App and web page records

——

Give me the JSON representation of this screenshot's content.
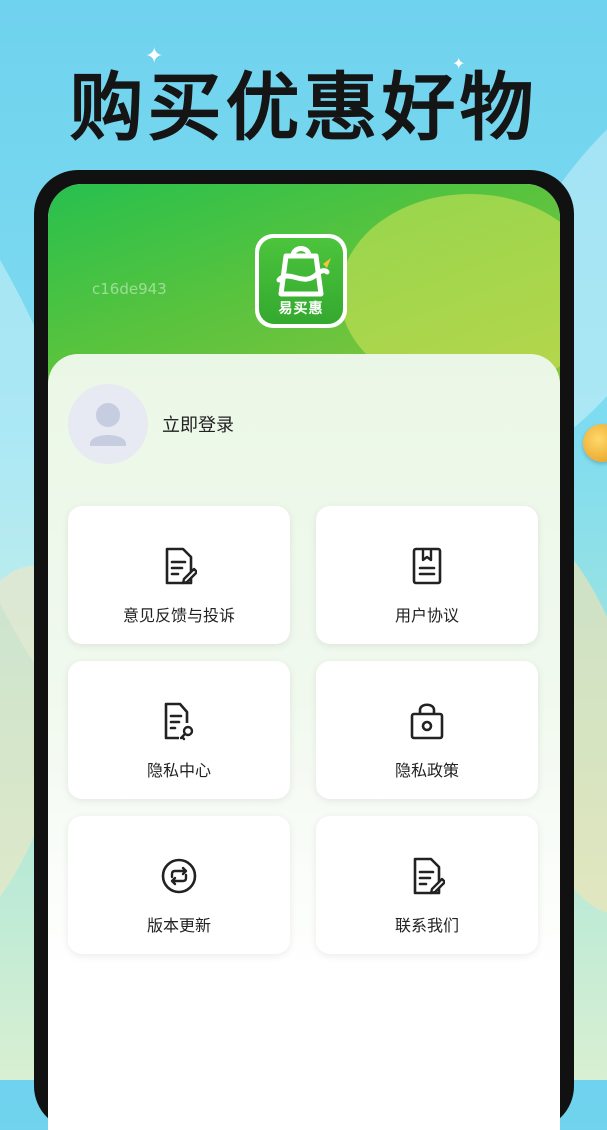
{
  "promo": {
    "headline": "购买优惠好物"
  },
  "app": {
    "device_id": "c16de943",
    "logo_text": "易买惠",
    "brand_color": "#34b93a"
  },
  "account": {
    "login_label": "立即登录"
  },
  "menu": [
    {
      "label": "意见反馈与投诉",
      "icon": "feedback-document-icon"
    },
    {
      "label": "用户协议",
      "icon": "agreement-book-icon"
    },
    {
      "label": "隐私中心",
      "icon": "privacy-key-document-icon"
    },
    {
      "label": "隐私政策",
      "icon": "privacy-lock-bag-icon"
    },
    {
      "label": "版本更新",
      "icon": "refresh-cycle-icon"
    },
    {
      "label": "联系我们",
      "icon": "contact-document-icon"
    }
  ]
}
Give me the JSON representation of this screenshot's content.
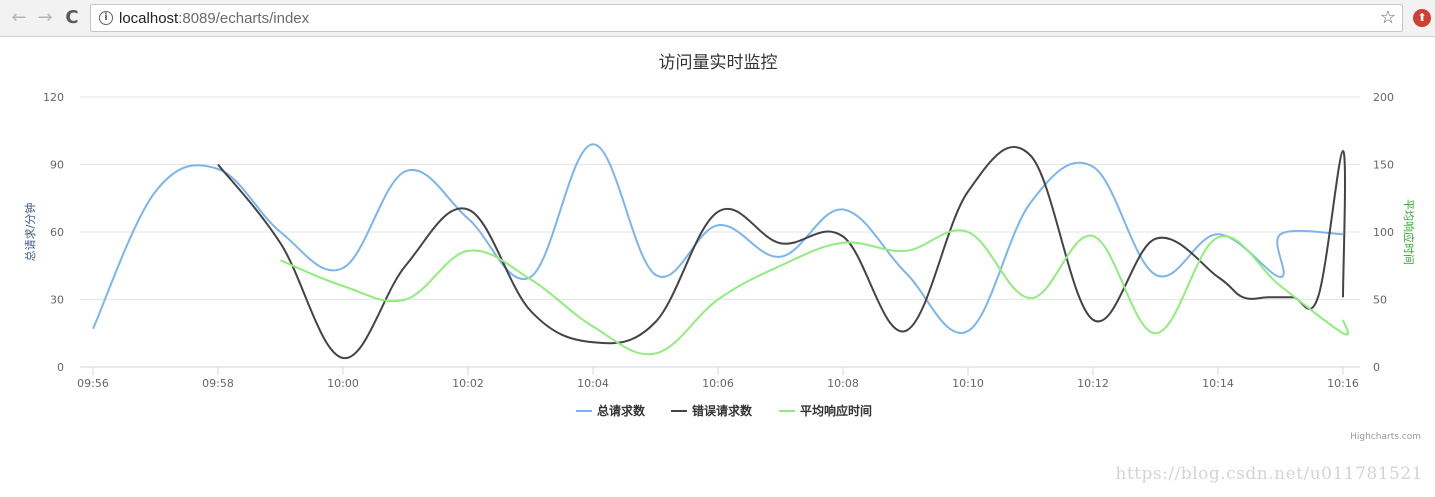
{
  "browser": {
    "url_host": "localhost",
    "url_path": ":8089/echarts/index",
    "back_glyph": "←",
    "forward_glyph": "→",
    "reload_glyph": "C",
    "info_glyph": "i",
    "star_glyph": "☆",
    "extension_glyph": "⬆"
  },
  "chart_data": {
    "type": "line",
    "title": "访问量实时监控",
    "y_left_label": "总请求/分钟",
    "y_right_label": "平均响应时间",
    "y_left_ticks": [
      "0",
      "30",
      "60",
      "90",
      "120"
    ],
    "y_right_ticks": [
      "0",
      "50",
      "100",
      "150",
      "200"
    ],
    "ylim_left": [
      0,
      120
    ],
    "ylim_right": [
      0,
      200
    ],
    "x_categories": [
      "09:56",
      "09:58",
      "10:00",
      "10:02",
      "10:04",
      "10:06",
      "10:08",
      "10:10",
      "10:12",
      "10:14",
      "10:16"
    ],
    "x_tick_minutes": [
      0,
      2,
      4,
      6,
      8,
      10,
      12,
      14,
      16,
      18,
      20
    ],
    "grid": true,
    "legend_position": "bottom-center",
    "credits": "Highcharts.com",
    "series": [
      {
        "name": "总请求数",
        "color": "#7cb5ec",
        "axis": "left",
        "x": [
          0,
          1,
          2,
          3,
          4,
          5,
          6,
          7,
          8,
          9,
          10,
          11,
          12,
          13,
          14,
          15,
          16,
          17,
          18,
          19,
          19,
          20
        ],
        "values": [
          17,
          78,
          88,
          60,
          44,
          87,
          66,
          40,
          99,
          41,
          63,
          49,
          70,
          42,
          16,
          73,
          89,
          41,
          59,
          40,
          59,
          59
        ]
      },
      {
        "name": "错误请求数",
        "color": "#434348",
        "axis": "left",
        "x": [
          2,
          3,
          4,
          5,
          6,
          7,
          8,
          9,
          10,
          11,
          12,
          13,
          14,
          15,
          16,
          17,
          18,
          19,
          20,
          21,
          22,
          23,
          23
        ],
        "values": [
          90,
          55,
          4,
          45,
          70,
          25,
          11,
          20,
          69,
          55,
          58,
          16,
          78,
          94,
          21,
          57,
          40,
          31,
          31,
          31,
          31,
          96,
          31
        ]
      },
      {
        "name": "平均响应时间",
        "color": "#90ed7d",
        "axis": "right",
        "x": [
          3,
          4,
          5,
          6,
          7,
          8,
          9,
          10,
          11,
          12,
          13,
          14,
          15,
          16,
          17,
          18,
          19,
          20,
          20
        ],
        "values": [
          79,
          60,
          50,
          86,
          65,
          30,
          10,
          50,
          75,
          92,
          86,
          100,
          51,
          97,
          25,
          96,
          60,
          25,
          35
        ]
      }
    ]
  },
  "watermark": "https://blog.csdn.net/u011781521"
}
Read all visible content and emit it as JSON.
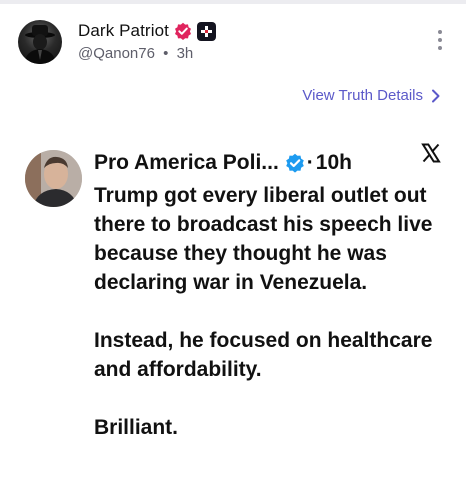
{
  "header": {
    "display_name": "Dark Patriot",
    "handle": "@Qanon76",
    "separator": "•",
    "time": "3h"
  },
  "link": {
    "view_details": "View Truth Details"
  },
  "embed": {
    "name": "Pro America Poli...",
    "separator": "·",
    "time": "10h",
    "paragraphs": [
      "Trump got every liberal outlet out there to broadcast his speech live because they thought he was declaring war in Venezuela.",
      "Instead, he focused on healthcare and affordability.",
      "Brilliant."
    ]
  },
  "colors": {
    "link": "#5b59c9",
    "verified_pink": "#e0245e",
    "verified_blue": "#1d9bf0",
    "handle_gray": "#5e5e6a"
  },
  "icons": {
    "verified": "verified-badge-icon",
    "plus": "plus-badge-icon",
    "menu": "more-vertical-icon",
    "chevron": "chevron-right-icon",
    "embed_verified": "blue-check-icon",
    "x_logo": "x-logo-icon"
  }
}
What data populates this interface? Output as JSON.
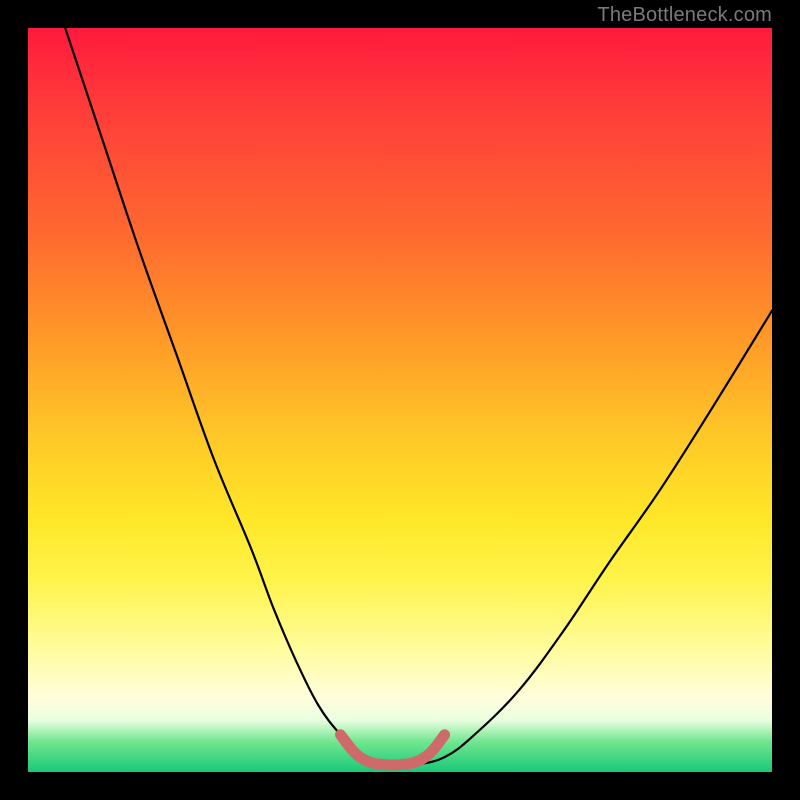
{
  "watermark": "TheBottleneck.com",
  "colors": {
    "frame": "#000000",
    "curve_stroke": "#000000",
    "marker_stroke": "#cf6a6a",
    "gradient_top": "#ff1a3e",
    "gradient_bottom": "#18c979"
  },
  "chart_data": {
    "type": "line",
    "title": "",
    "xlabel": "",
    "ylabel": "",
    "xlim": [
      0,
      100
    ],
    "ylim": [
      0,
      100
    ],
    "grid": false,
    "legend": false,
    "series": [
      {
        "name": "bottleneck-curve",
        "x": [
          5,
          10,
          15,
          20,
          25,
          30,
          33,
          36,
          39,
          42,
          45,
          48,
          52,
          56,
          60,
          66,
          72,
          78,
          85,
          92,
          100
        ],
        "y": [
          100,
          85,
          70,
          56,
          42,
          30,
          22,
          15,
          9,
          5,
          2,
          1,
          1,
          2,
          5,
          11,
          19,
          28,
          38,
          49,
          62
        ]
      },
      {
        "name": "optimal-range-marker",
        "x": [
          42,
          44,
          46,
          48,
          50,
          52,
          54,
          56
        ],
        "y": [
          5,
          2.5,
          1.3,
          1,
          1,
          1.3,
          2.5,
          5
        ]
      }
    ],
    "annotations": []
  }
}
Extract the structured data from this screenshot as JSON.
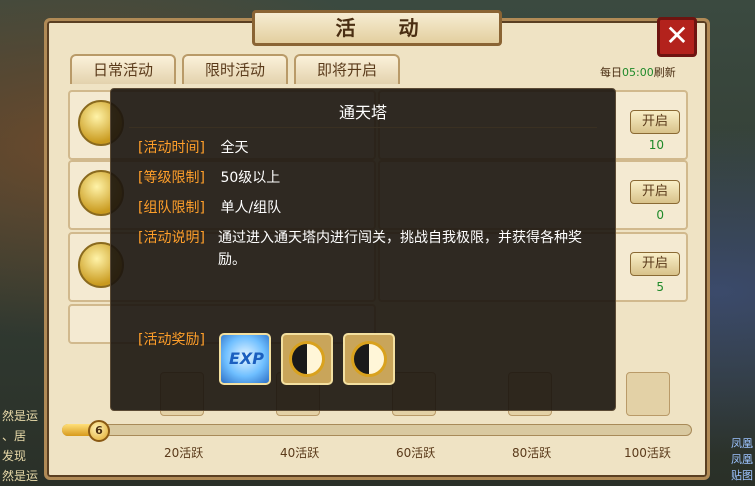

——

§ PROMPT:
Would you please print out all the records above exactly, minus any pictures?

§ SOLUTION:
Give me the JSON representation of this screenshot's content.
{
  "promo": {
    "headline": "购买优惠好物"
  },
  "app": {
    "device_id": "c16de943",
    "logo_text": "易买惠",
    "brand_color": "#34b93a"
  },
  "account": {
    "login_label": "立即登录"
  },
  "menu": [
    {
      "label": "意见反馈与投诉",
      "icon": "feedback-document-icon"
    },
    {
      "label": "用户协议",
      "icon": "agreement-book-icon"
    },
    {
      "label": "隐私中心",
      "icon": "privacy-key-document-icon"
    },
    {
      "label": "隐私政策",
      "icon": "privacy-lock-bag-icon"
    },
    {
      "label": "版本更新",
      "icon": "refresh-cycle-icon"
    },
    {
      "label": "联系我们",
      "icon": "contact-document-icon"
    }
  ]
}
Give me the JSON representation of this screenshot's content.
{
  "browser": {
    "url_host": "localhost",
    "url_path": ":8089/echarts/index",
    "back_glyph": "←",
    "forward_glyph": "→",
    "reload_glyph": "C",
    "info_glyph": "i",
    "star_glyph": "☆",
    "extension_glyph": "⬆"
  },
  "chart_data": {
    "type": "line",
    "title": "访问量实时监控",
    "y_left_label": "总请求/分钟",
    "y_right_label": "平均响应时间",
    "y_left_ticks": [
      "0",
      "30",
      "60",
      "90",
      "120"
    ],
    "y_right_ticks": [
      "0",
      "50",
      "100",
      "150",
      "200"
    ],
    "ylim_left": [
      0,
      120
    ],
    "ylim_right": [
      0,
      200
    ],
    "x_categories": [
      "09:56",
      "09:58",
      "10:00",
      "10:02",
      "10:04",
      "10:06",
      "10:08",
      "10:10",
      "10:12",
      "10:14",
      "10:16"
    ],
    "x_tick_minutes": [
      0,
      2,
      4,
      6,
      8,
      10,
      12,
      14,
      16,
      18,
      20
    ],
    "grid": true,
    "legend_position": "bottom-center",
    "credits": "Highcharts.com",
    "series": [
      {
        "name": "总请求数",
        "color": "#7cb5ec",
        "axis": "left",
        "x": [
          0,
          1,
          2,
          3,
          4,
          5,
          6,
          7,
          8,
          9,
          10,
          11,
          12,
          13,
          14,
          15,
          16,
          17,
          18,
          19,
          19,
          20
        ],
        "values": [
          17,
          78,
          88,
          60,
          44,
          87,
          66,
          40,
          99,
          41,
          63,
          49,
          70,
          42,
          16,
          73,
          89,
          41,
          59,
          40,
          59,
          59
        ]
      },
      {
        "name": "错误请求数",
        "color": "#434348",
        "axis": "left",
        "x": [
          2,
          3,
          4,
          5,
          6,
          7,
          8,
          9,
          10,
          11,
          12,
          13,
          14,
          15,
          16,
          17,
          18,
          19,
          20,
          21,
          22,
          23,
          23
        ],
        "values": [
          90,
          55,
          4,
          45,
          70,
          25,
          11,
          20,
          69,
          55,
          58,
          16,
          78,
          94,
          21,
          57,
          40,
          31,
          31,
          31,
          31,
          96,
          31
        ]
      },
      {
        "name": "平均响应时间",
        "color": "#90ed7d",
        "axis": "right",
        "x": [
          3,
          4,
          5,
          6,
          7,
          8,
          9,
          10,
          11,
          12,
          13,
          14,
          15,
          16,
          17,
          18,
          19,
          20,
          20
        ],
        "values": [
          79,
          60,
          50,
          86,
          65,
          30,
          10,
          50,
          75,
          92,
          86,
          100,
          51,
          97,
          25,
          96,
          60,
          25,
          35
        ]
      }
    ]
  },
  "watermark": "https://blog.csdn.net/u011781521"
}
Read all visible content and emit it as JSON.
{
  "header": {
    "display_name": "Dark Patriot",
    "handle": "@Qanon76",
    "separator": "•",
    "time": "3h"
  },
  "link": {
    "view_details": "View Truth Details"
  },
  "embed": {
    "name": "Pro America Poli...",
    "separator": "·",
    "time": "10h",
    "paragraphs": [
      "Trump got every liberal outlet out there to broadcast his speech live because they thought he was declaring war in Venezuela.",
      "Instead, he focused on healthcare and affordability.",
      "Brilliant."
    ]
  },
  "colors": {
    "link": "#5b59c9",
    "verified_pink": "#e0245e",
    "verified_blue": "#1d9bf0",
    "handle_gray": "#5e5e6a"
  },
  "icons": {
    "verified": "verified-badge-icon",
    "plus": "plus-badge-icon",
    "menu": "more-vertical-icon",
    "chevron": "chevron-right-icon",
    "embed_verified": "blue-check-icon",
    "x_logo": "x-logo-icon"
  }
}
What data populates this interface? Output as JSON.
{
  "watermark": "TheBottleneck.com",
  "colors": {
    "frame": "#000000",
    "curve_stroke": "#000000",
    "marker_stroke": "#cf6a6a",
    "gradient_top": "#ff1a3e",
    "gradient_bottom": "#18c979"
  },
  "chart_data": {
    "type": "line",
    "title": "",
    "xlabel": "",
    "ylabel": "",
    "xlim": [
      0,
      100
    ],
    "ylim": [
      0,
      100
    ],
    "grid": false,
    "legend": false,
    "series": [
      {
        "name": "bottleneck-curve",
        "x": [
          5,
          10,
          15,
          20,
          25,
          30,
          33,
          36,
          39,
          42,
          45,
          48,
          52,
          56,
          60,
          66,
          72,
          78,
          85,
          92,
          100
        ],
        "y": [
          100,
          85,
          70,
          56,
          42,
          30,
          22,
          15,
          9,
          5,
          2,
          1,
          1,
          2,
          5,
          11,
          19,
          28,
          38,
          49,
          62
        ]
      },
      {
        "name": "optimal-range-marker",
        "x": [
          42,
          44,
          46,
          48,
          50,
          52,
          54,
          56
        ],
        "y": [
          5,
          2.5,
          1.3,
          1,
          1,
          1.3,
          2.5,
          5
        ]
      }
    ],
    "annotations": []
  }
}
Extract the structured data from this screenshot as JSON.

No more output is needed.